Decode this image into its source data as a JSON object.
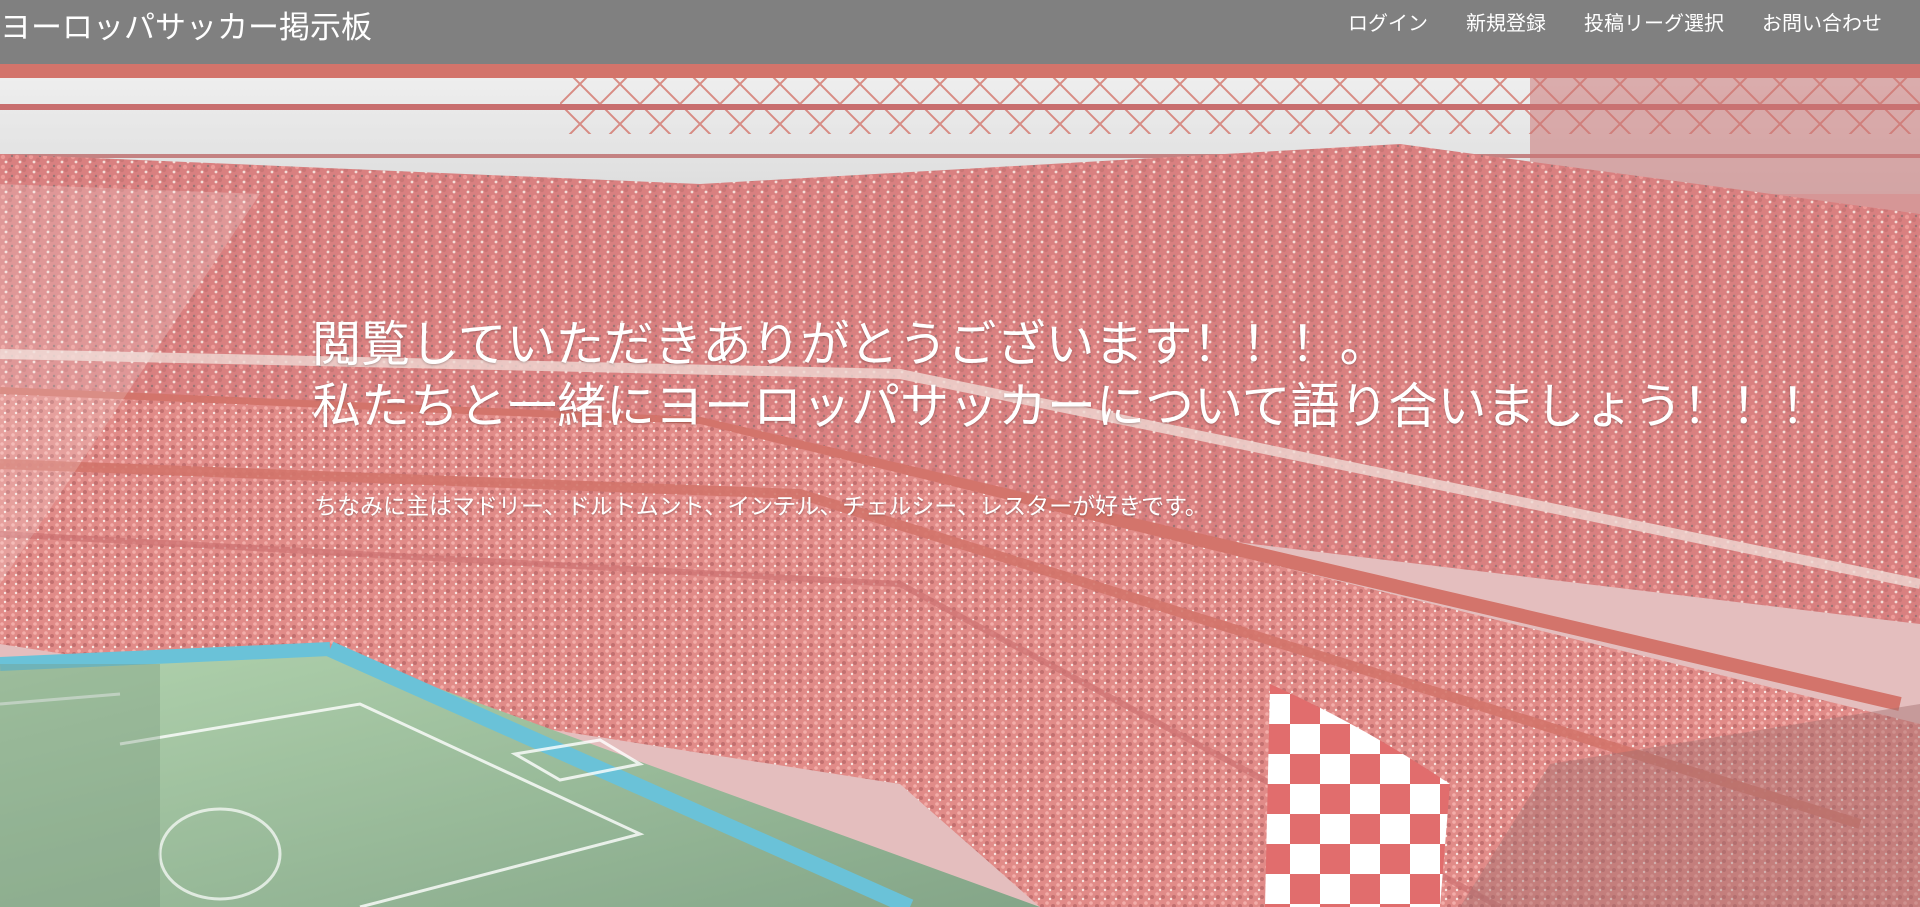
{
  "header": {
    "site_title": "ヨーロッパサッカー掲示板",
    "nav": [
      {
        "label": "ログイン"
      },
      {
        "label": "新規登録"
      },
      {
        "label": "投稿リーグ選択"
      },
      {
        "label": "お問い合わせ"
      }
    ]
  },
  "hero": {
    "heading_line1": "閲覧していただきありがとうございます！！！。",
    "heading_line2": "私たちと一緒にヨーロッパサッカーについて語り合いましょう！！！",
    "subtext": "ちなみに主はマドリー、ドルトムント、インテル、チェルシー、レスターが好きです。",
    "background_image": "stadium-crowd-photo"
  },
  "colors": {
    "header_bg": "#808080",
    "text": "#ffffff",
    "stand_red": "#d9534f",
    "pitch_green": "#6a9a6a"
  }
}
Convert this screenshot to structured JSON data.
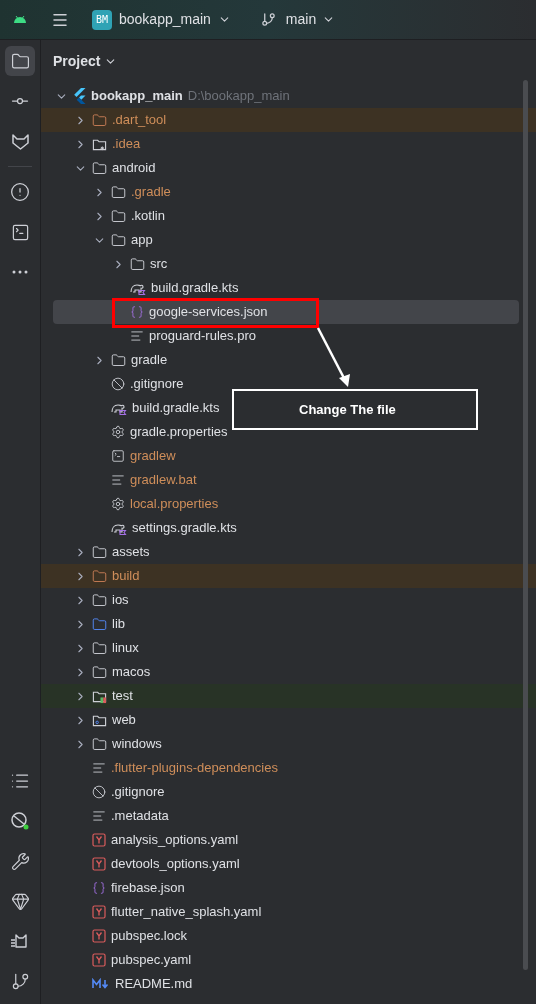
{
  "toolbar": {
    "project_badge": "BM",
    "project": "bookapp_main",
    "branch": "main"
  },
  "panel": {
    "title": "Project"
  },
  "tree": {
    "name": "bookapp_main",
    "path": "D:\\bookapp_main",
    "kind": "flutter",
    "expanded": true,
    "selected": false,
    "children": [
      {
        "name": ".dart_tool",
        "kind": "folder-excluded",
        "ignored": true,
        "expanded": false,
        "selected": false
      },
      {
        "name": ".idea",
        "kind": "folder-config",
        "ignored": true,
        "expanded": false,
        "selected": false
      },
      {
        "name": "android",
        "kind": "folder",
        "ignored": false,
        "expanded": true,
        "selected": false,
        "children": [
          {
            "name": ".gradle",
            "kind": "folder",
            "ignored": true,
            "expanded": false,
            "selected": false
          },
          {
            "name": ".kotlin",
            "kind": "folder",
            "ignored": false,
            "expanded": false,
            "selected": false
          },
          {
            "name": "app",
            "kind": "folder",
            "ignored": false,
            "expanded": true,
            "selected": false,
            "children": [
              {
                "name": "src",
                "kind": "folder",
                "ignored": false,
                "expanded": false,
                "selected": false
              },
              {
                "name": "build.gradle.kts",
                "kind": "gradle",
                "ignored": false,
                "selected": false
              },
              {
                "name": "google-services.json",
                "kind": "json",
                "ignored": false,
                "selected": true
              },
              {
                "name": "proguard-rules.pro",
                "kind": "text",
                "ignored": false,
                "selected": false
              }
            ]
          },
          {
            "name": "gradle",
            "kind": "folder",
            "ignored": false,
            "expanded": false,
            "selected": false
          },
          {
            "name": ".gitignore",
            "kind": "ignore",
            "ignored": false,
            "selected": false
          },
          {
            "name": "build.gradle.kts",
            "kind": "gradle",
            "ignored": false,
            "selected": false
          },
          {
            "name": "gradle.properties",
            "kind": "settings",
            "ignored": false,
            "selected": false
          },
          {
            "name": "gradlew",
            "kind": "script",
            "ignored": true,
            "selected": false
          },
          {
            "name": "gradlew.bat",
            "kind": "text",
            "ignored": true,
            "selected": false
          },
          {
            "name": "local.properties",
            "kind": "settings",
            "ignored": true,
            "selected": false
          },
          {
            "name": "settings.gradle.kts",
            "kind": "gradle",
            "ignored": false,
            "selected": false
          }
        ]
      },
      {
        "name": "assets",
        "kind": "folder",
        "ignored": false,
        "expanded": false,
        "selected": false
      },
      {
        "name": "build",
        "kind": "folder-excluded",
        "ignored": true,
        "expanded": false,
        "selected": false
      },
      {
        "name": "ios",
        "kind": "folder",
        "ignored": false,
        "expanded": false,
        "selected": false
      },
      {
        "name": "lib",
        "kind": "folder-source",
        "ignored": false,
        "expanded": false,
        "selected": false
      },
      {
        "name": "linux",
        "kind": "folder",
        "ignored": false,
        "expanded": false,
        "selected": false
      },
      {
        "name": "macos",
        "kind": "folder",
        "ignored": false,
        "expanded": false,
        "selected": false
      },
      {
        "name": "test",
        "kind": "folder-test",
        "ignored": false,
        "expanded": false,
        "selected": false
      },
      {
        "name": "web",
        "kind": "folder-web",
        "ignored": false,
        "expanded": false,
        "selected": false
      },
      {
        "name": "windows",
        "kind": "folder",
        "ignored": false,
        "expanded": false,
        "selected": false
      },
      {
        "name": ".flutter-plugins-dependencies",
        "kind": "text",
        "ignored": true,
        "selected": false
      },
      {
        "name": ".gitignore",
        "kind": "ignore",
        "ignored": false,
        "selected": false
      },
      {
        "name": ".metadata",
        "kind": "text",
        "ignored": false,
        "selected": false
      },
      {
        "name": "analysis_options.yaml",
        "kind": "yaml",
        "ignored": false,
        "selected": false
      },
      {
        "name": "devtools_options.yaml",
        "kind": "yaml",
        "ignored": false,
        "selected": false
      },
      {
        "name": "firebase.json",
        "kind": "json",
        "ignored": false,
        "selected": false
      },
      {
        "name": "flutter_native_splash.yaml",
        "kind": "yaml",
        "ignored": false,
        "selected": false
      },
      {
        "name": "pubspec.lock",
        "kind": "yaml",
        "ignored": false,
        "selected": false
      },
      {
        "name": "pubspec.yaml",
        "kind": "yaml",
        "ignored": false,
        "selected": false
      },
      {
        "name": "README.md",
        "kind": "markdown",
        "ignored": false,
        "selected": false
      }
    ]
  },
  "annotation": {
    "text": "Change The file"
  }
}
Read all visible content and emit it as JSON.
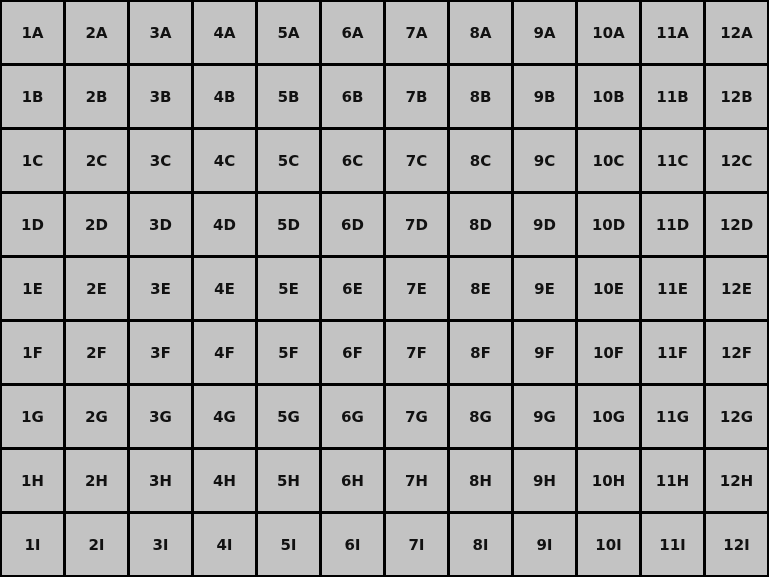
{
  "grid": {
    "columns": [
      "1",
      "2",
      "3",
      "4",
      "5",
      "6",
      "7",
      "8",
      "9",
      "10",
      "11",
      "12"
    ],
    "rows": [
      "A",
      "B",
      "C",
      "D",
      "E",
      "F",
      "G",
      "H",
      "I"
    ],
    "cells": [
      [
        "1A",
        "2A",
        "3A",
        "4A",
        "5A",
        "6A",
        "7A",
        "8A",
        "9A",
        "10A",
        "11A",
        "12A"
      ],
      [
        "1B",
        "2B",
        "3B",
        "4B",
        "5B",
        "6B",
        "7B",
        "8B",
        "9B",
        "10B",
        "11B",
        "12B"
      ],
      [
        "1C",
        "2C",
        "3C",
        "4C",
        "5C",
        "6C",
        "7C",
        "8C",
        "9C",
        "10C",
        "11C",
        "12C"
      ],
      [
        "1D",
        "2D",
        "3D",
        "4D",
        "5D",
        "6D",
        "7D",
        "8D",
        "9D",
        "10D",
        "11D",
        "12D"
      ],
      [
        "1E",
        "2E",
        "3E",
        "4E",
        "5E",
        "6E",
        "7E",
        "8E",
        "9E",
        "10E",
        "11E",
        "12E"
      ],
      [
        "1F",
        "2F",
        "3F",
        "4F",
        "5F",
        "6F",
        "7F",
        "8F",
        "9F",
        "10F",
        "11F",
        "12F"
      ],
      [
        "1G",
        "2G",
        "3G",
        "4G",
        "5G",
        "6G",
        "7G",
        "8G",
        "9G",
        "10G",
        "11G",
        "12G"
      ],
      [
        "1H",
        "2H",
        "3H",
        "4H",
        "5H",
        "6H",
        "7H",
        "8H",
        "9H",
        "10H",
        "11H",
        "12H"
      ],
      [
        "1I",
        "2I",
        "3I",
        "4I",
        "5I",
        "6I",
        "7I",
        "8I",
        "9I",
        "10I",
        "11I",
        "12I"
      ]
    ]
  },
  "colors": {
    "cell_background": "#c3c3c3",
    "grid_lines": "#000000",
    "text": "#111111"
  }
}
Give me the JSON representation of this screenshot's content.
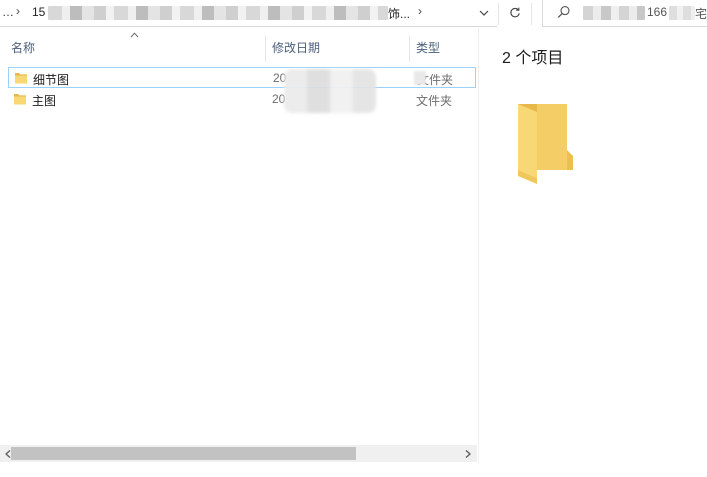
{
  "address_bar": {
    "overflow_glyph": "…",
    "separator": "›",
    "path_start": "15",
    "path_end": "饰...",
    "dropdown_icon": "chevron-down-icon",
    "refresh_icon": "refresh-icon"
  },
  "search": {
    "icon": "search-icon",
    "visible_fragment": "166",
    "visible_tail": "宅"
  },
  "columns": {
    "name": "名称",
    "date_modified": "修改日期",
    "type": "类型"
  },
  "files": [
    {
      "name": "细节图",
      "date": "20",
      "type": "文件夹",
      "selected": true
    },
    {
      "name": "主图",
      "date": "20",
      "type": "文件夹",
      "selected": false
    }
  ],
  "preview": {
    "item_count": "2 个项目"
  },
  "colors": {
    "folder": "#f8d775",
    "folder_dark": "#e8b84a",
    "selection_border": "#99d1ff",
    "header_text": "#4c607a"
  }
}
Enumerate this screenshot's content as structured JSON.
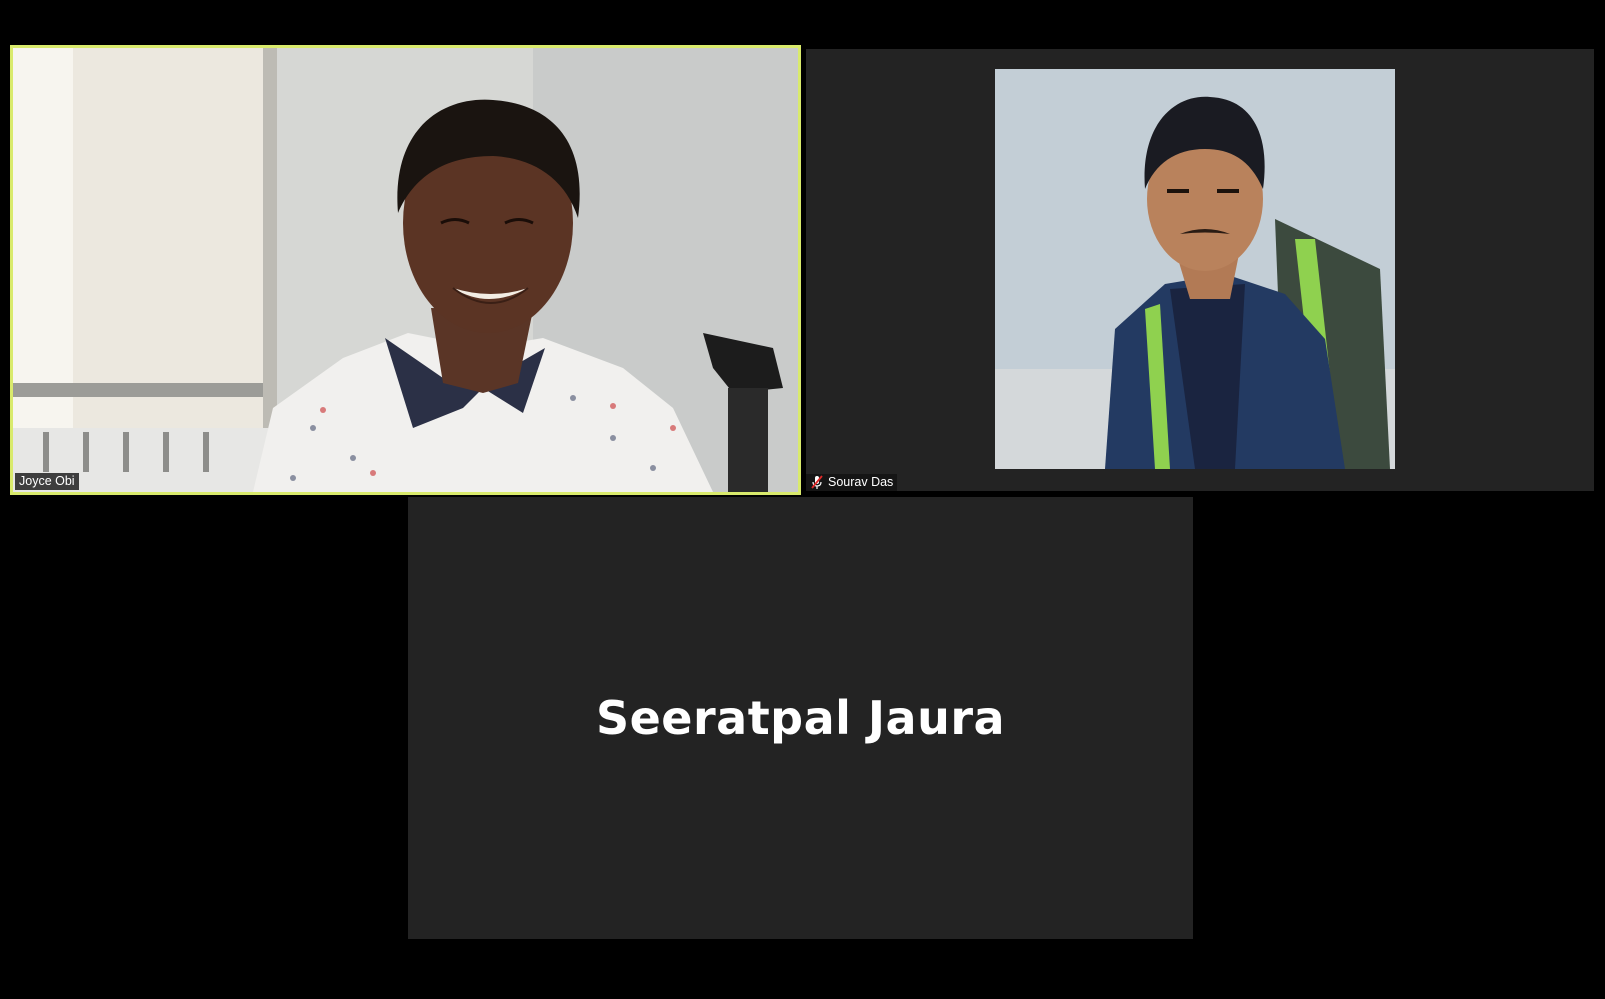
{
  "participants": [
    {
      "name": "Joyce Obi",
      "state": "video-on",
      "active_speaker": true
    },
    {
      "name": "Sourav Das",
      "state": "profile-picture",
      "muted": true
    },
    {
      "name": "Seeratpal Jaura",
      "state": "video-off"
    }
  ],
  "colors": {
    "active_speaker_border": "#d9ea6c",
    "tile_background": "#232323",
    "page_background": "#000000",
    "muted_mic": "#e02828"
  },
  "icons": {
    "muted": "microphone-muted-icon"
  }
}
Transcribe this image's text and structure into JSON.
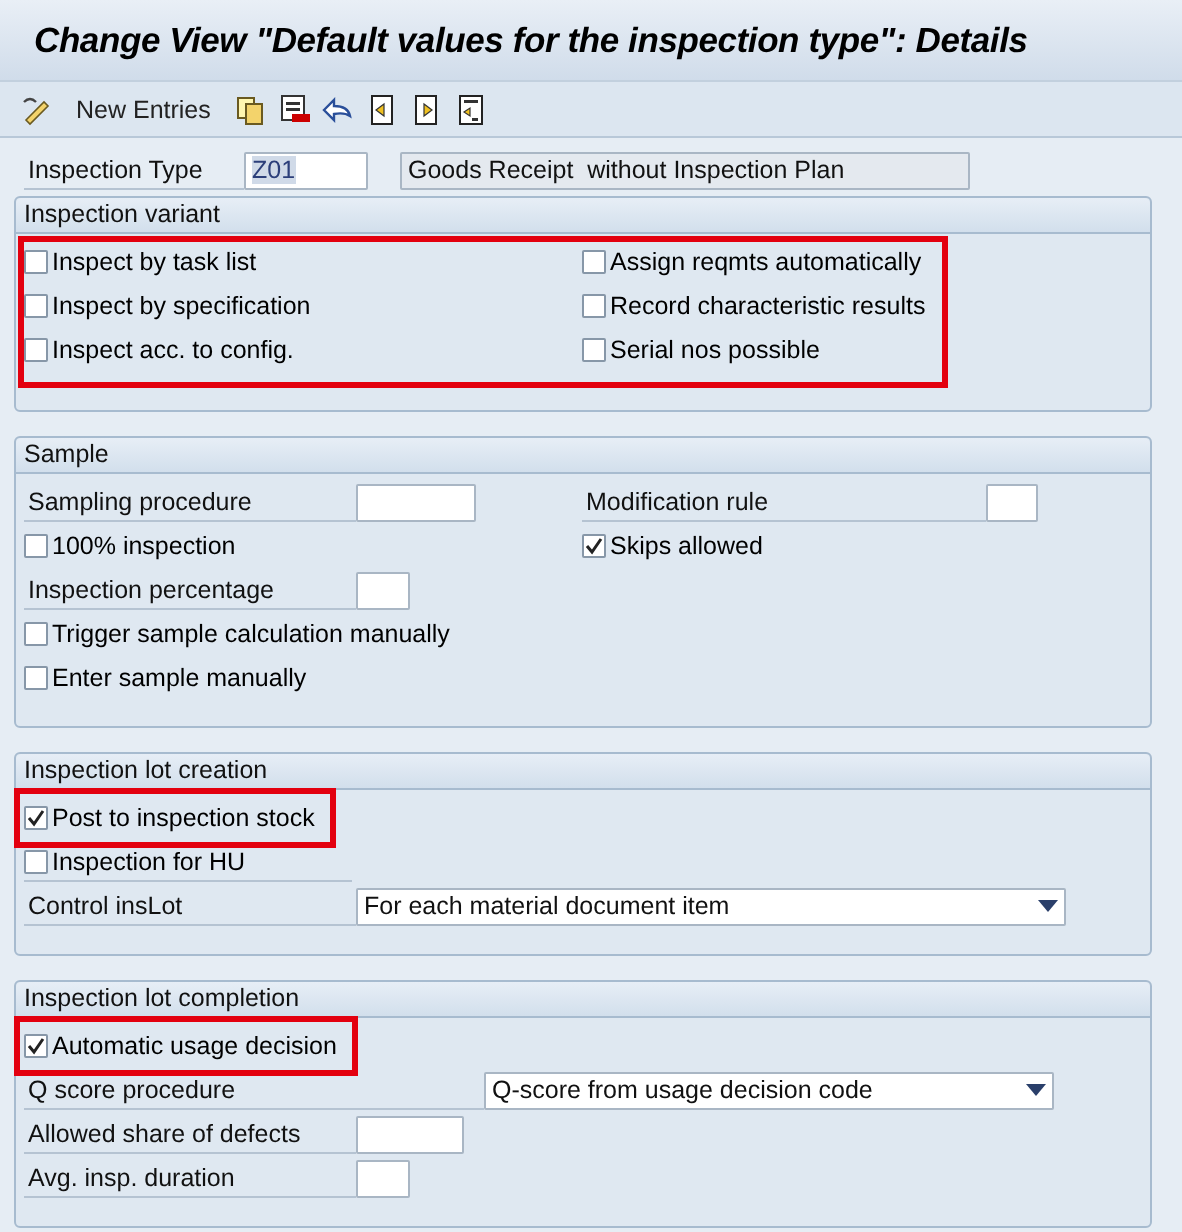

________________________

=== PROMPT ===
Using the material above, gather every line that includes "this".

=== ANSWER TO THE PROBLEM ===
Decode this image into its source data as a JSON object.
Convert this screenshot to structured JSON data.
Give me the JSON representation of this screenshot's content.
Enumerate this screenshot's content as structured JSON.
Transcribe this image's text and structure into JSON.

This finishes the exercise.